DESCRIPTION OF THE TASK: If a line in the data holds "subtitle", copy that line out in full.

*** DATA SHOWN ***

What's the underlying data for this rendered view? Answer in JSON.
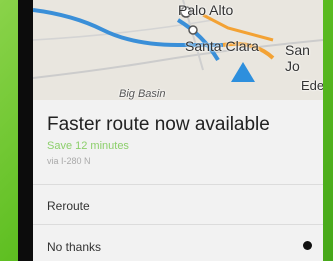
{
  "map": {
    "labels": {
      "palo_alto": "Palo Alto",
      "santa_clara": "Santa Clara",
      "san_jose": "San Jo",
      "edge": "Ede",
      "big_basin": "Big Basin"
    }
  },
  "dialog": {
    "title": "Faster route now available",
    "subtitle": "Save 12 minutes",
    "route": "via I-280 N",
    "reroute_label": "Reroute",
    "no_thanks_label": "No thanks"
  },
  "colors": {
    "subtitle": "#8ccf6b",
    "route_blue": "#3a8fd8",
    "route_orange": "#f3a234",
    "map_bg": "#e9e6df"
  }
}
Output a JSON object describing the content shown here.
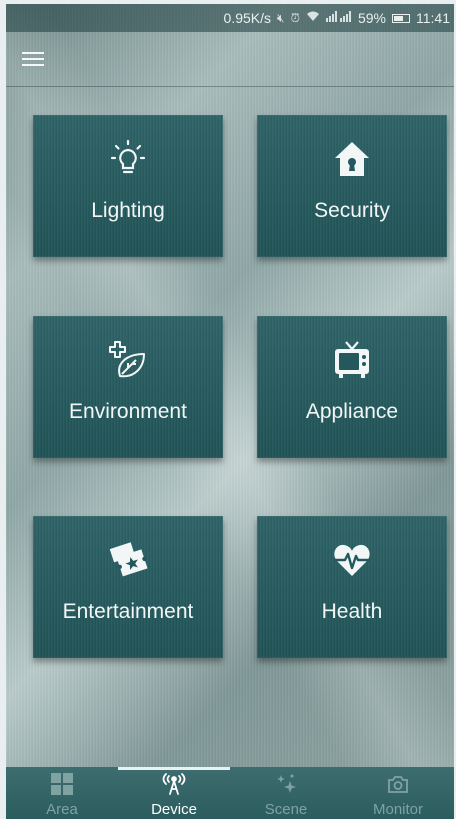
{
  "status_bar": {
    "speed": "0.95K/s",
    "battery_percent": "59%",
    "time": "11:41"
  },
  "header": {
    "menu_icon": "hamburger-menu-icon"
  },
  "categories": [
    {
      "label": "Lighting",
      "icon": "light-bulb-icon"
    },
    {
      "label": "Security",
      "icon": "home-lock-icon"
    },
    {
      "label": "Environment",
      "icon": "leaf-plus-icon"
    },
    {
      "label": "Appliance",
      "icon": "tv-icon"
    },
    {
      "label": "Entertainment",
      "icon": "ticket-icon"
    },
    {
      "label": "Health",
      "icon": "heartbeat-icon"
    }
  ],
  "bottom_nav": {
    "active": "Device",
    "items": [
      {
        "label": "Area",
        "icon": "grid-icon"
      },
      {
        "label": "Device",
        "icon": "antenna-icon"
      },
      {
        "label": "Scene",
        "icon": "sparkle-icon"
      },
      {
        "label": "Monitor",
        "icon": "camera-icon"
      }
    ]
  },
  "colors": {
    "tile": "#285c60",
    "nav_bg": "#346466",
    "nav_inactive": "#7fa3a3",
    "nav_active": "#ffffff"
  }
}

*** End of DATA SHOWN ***

OUTPUT FOR THIS TASK:
    "subtitle": "Save 12 minutes",
    "subtitle": "#8ccf6b",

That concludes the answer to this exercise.